In collaboration with the Delaware Center for Justice (DCJ), CRP delivered a series of Circles of Understanding for students participating in the School Offense Diversion Program (SoDP) in the spring of 2019. SoDP is a diversion program for students arrested for an in-school incident that provides students with opportunities to grow and learn from the experience so their first interaction with the criminal justice system is also their last. Take a detailed look at our work with DCJ and SoDP.
In January 2020, the Conflict Resolution Program (CRP) partnered with Aquila of Delaware, an organization that provides treatment services to adolescents and young adults suffering from psychiatric and substance abuse disorders, to provide a restorative justice experience. CRP was asked to facilitate a Dialogue Circle with Aquila's staff as both an introduction to the circle process and an opportunity to experience it before utilizing it with their youth clients. Read more about this partnership and its impact here.
Youth CircleIn partnership with Aquila of Delaware, CRP facilitated a Circle during the organization's weekly group therapy session for teen clients. Staff wanted to shake-up their usual session format and provide the teens with a new was to interact and share with each other. CRP designed a Circle that aligned with the group's monthly theme of family and history and brought the teens together to reflect and share their definition of and role in their families.
In partnership with Aquila of Delaware, CRP facilitated a Circle during the organization's weekly group therapy session for teen clients. Staff wanted to shake-up their usual session format and provide the teens with a new was to interact and share with each other. CRP designed a Circle that aligned with the group's monthly theme of family and history and brought the teens together to reflect and share their definition of and role in their families.

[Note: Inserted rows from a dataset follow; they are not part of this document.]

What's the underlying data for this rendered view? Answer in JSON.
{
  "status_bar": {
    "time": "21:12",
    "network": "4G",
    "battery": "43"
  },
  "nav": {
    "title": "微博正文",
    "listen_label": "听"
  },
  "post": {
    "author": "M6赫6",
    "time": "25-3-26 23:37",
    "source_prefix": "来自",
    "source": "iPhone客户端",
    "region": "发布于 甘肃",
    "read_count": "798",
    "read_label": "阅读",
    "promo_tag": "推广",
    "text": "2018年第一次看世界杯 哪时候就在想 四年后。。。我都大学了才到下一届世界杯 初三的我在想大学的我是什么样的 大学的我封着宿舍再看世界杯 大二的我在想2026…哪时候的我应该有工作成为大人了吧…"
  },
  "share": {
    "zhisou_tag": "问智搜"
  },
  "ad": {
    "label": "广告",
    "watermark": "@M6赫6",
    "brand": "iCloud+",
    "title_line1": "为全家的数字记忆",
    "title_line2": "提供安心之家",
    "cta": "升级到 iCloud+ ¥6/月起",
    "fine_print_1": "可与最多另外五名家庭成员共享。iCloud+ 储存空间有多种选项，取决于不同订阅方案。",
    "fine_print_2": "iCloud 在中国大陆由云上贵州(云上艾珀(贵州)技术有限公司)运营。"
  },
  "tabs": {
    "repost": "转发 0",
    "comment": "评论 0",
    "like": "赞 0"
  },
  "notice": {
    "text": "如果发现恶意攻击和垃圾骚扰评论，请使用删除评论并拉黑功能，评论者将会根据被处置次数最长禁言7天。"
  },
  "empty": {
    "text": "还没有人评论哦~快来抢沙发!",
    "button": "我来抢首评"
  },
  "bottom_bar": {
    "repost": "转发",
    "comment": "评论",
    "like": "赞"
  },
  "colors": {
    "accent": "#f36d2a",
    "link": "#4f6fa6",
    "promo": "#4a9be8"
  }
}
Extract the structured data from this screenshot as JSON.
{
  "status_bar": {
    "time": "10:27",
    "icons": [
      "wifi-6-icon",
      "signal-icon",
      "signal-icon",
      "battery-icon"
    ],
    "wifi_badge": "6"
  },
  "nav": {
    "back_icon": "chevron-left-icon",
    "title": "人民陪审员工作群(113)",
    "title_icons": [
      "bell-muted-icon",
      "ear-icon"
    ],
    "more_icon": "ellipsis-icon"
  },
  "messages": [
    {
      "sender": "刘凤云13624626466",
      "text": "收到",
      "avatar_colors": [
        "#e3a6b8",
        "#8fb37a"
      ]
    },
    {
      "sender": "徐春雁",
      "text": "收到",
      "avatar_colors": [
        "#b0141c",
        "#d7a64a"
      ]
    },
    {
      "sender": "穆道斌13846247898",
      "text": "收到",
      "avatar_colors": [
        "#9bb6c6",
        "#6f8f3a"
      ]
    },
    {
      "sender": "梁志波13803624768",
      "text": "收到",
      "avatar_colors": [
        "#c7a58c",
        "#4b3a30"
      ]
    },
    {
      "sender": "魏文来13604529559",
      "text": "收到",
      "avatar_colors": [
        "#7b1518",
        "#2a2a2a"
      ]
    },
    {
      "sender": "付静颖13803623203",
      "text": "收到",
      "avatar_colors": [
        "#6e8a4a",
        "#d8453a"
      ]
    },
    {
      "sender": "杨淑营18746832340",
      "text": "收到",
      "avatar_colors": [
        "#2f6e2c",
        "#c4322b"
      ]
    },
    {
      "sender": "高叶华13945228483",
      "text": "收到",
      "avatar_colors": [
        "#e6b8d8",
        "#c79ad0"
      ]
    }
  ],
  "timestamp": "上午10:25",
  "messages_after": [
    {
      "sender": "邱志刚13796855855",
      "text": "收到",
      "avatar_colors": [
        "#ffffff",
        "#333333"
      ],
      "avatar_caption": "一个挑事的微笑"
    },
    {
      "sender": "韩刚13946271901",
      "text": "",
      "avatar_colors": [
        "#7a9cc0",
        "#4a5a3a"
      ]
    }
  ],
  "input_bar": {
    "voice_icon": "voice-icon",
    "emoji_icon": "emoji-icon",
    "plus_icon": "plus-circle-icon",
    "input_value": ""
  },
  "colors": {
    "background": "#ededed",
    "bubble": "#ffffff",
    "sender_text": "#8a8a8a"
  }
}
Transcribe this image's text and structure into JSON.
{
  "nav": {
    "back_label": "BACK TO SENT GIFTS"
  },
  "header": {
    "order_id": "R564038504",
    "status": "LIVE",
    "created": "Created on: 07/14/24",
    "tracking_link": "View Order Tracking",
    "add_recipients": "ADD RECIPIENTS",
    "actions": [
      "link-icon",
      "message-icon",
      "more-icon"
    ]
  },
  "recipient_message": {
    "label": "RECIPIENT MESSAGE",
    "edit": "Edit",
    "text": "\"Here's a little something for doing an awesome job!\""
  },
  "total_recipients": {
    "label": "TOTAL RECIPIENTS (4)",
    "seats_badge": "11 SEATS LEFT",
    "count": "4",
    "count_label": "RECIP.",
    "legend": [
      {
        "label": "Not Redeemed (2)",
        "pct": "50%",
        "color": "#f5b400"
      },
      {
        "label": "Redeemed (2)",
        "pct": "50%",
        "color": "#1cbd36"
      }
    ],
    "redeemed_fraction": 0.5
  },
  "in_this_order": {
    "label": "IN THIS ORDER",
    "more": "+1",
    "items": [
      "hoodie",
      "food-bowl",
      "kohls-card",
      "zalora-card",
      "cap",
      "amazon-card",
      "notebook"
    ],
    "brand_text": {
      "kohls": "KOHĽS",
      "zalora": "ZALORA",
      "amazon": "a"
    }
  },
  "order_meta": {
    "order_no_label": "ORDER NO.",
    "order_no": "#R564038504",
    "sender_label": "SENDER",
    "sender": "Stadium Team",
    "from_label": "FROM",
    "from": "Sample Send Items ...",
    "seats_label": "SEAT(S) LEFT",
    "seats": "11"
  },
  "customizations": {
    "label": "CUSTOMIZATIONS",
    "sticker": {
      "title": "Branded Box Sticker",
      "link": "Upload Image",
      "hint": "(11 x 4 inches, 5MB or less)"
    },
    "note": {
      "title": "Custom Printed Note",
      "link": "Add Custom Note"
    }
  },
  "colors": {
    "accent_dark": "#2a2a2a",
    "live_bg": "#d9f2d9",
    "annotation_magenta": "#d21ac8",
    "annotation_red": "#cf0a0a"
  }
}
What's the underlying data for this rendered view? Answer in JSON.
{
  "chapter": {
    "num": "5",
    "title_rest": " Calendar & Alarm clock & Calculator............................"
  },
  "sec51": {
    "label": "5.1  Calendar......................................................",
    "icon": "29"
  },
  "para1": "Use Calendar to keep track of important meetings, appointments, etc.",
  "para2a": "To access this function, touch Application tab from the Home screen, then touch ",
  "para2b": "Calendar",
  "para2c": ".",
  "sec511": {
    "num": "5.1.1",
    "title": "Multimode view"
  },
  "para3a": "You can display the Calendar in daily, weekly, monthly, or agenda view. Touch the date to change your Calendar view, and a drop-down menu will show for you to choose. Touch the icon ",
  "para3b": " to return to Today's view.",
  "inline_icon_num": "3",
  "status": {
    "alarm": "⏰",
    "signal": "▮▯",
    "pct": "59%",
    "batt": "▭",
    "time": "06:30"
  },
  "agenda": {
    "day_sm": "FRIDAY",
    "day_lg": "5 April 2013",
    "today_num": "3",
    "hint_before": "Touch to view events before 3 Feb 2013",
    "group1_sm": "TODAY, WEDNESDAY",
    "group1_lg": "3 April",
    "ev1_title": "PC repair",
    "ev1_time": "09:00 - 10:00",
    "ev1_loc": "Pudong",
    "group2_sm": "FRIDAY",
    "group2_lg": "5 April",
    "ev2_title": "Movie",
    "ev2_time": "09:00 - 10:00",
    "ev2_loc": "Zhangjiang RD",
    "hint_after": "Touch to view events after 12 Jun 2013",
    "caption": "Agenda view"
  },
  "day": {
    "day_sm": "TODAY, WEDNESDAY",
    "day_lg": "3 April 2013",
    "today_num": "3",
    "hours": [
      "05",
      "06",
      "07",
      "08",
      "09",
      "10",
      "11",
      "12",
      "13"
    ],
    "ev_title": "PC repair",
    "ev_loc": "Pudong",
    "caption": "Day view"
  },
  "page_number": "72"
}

CRP partnered with Jennifer Clement, a respected and experienced restorative justice practitioner and trainer, and Director of the Educere Institute at Children's Beach House, to deliver a one-day training on Circle Dialogue in June 2019. The training introduced the practice as a tool for conversation that increases group participation and collaboration, creates a space that welcomes diversity, builds community, and fosters understanding and respect. CRP trained 21 participants from variety of backgrounds and fields including education, justice, transportation, housing, and a variety of non-profit organizations.
As trained and experienced trainers, mediators and facilitators, we bring restorative justice principles into all of the work we do. We help groups identify their organizational needs and goals and work together to develop a plan for reaching those goals through research, training, and direct service. If you're interested in learning more about restorative justice practices and how we can help your group achieve its goals, email Kathy Murphy.
For more information about restorative justice principles, practices, and applications, check out these resources.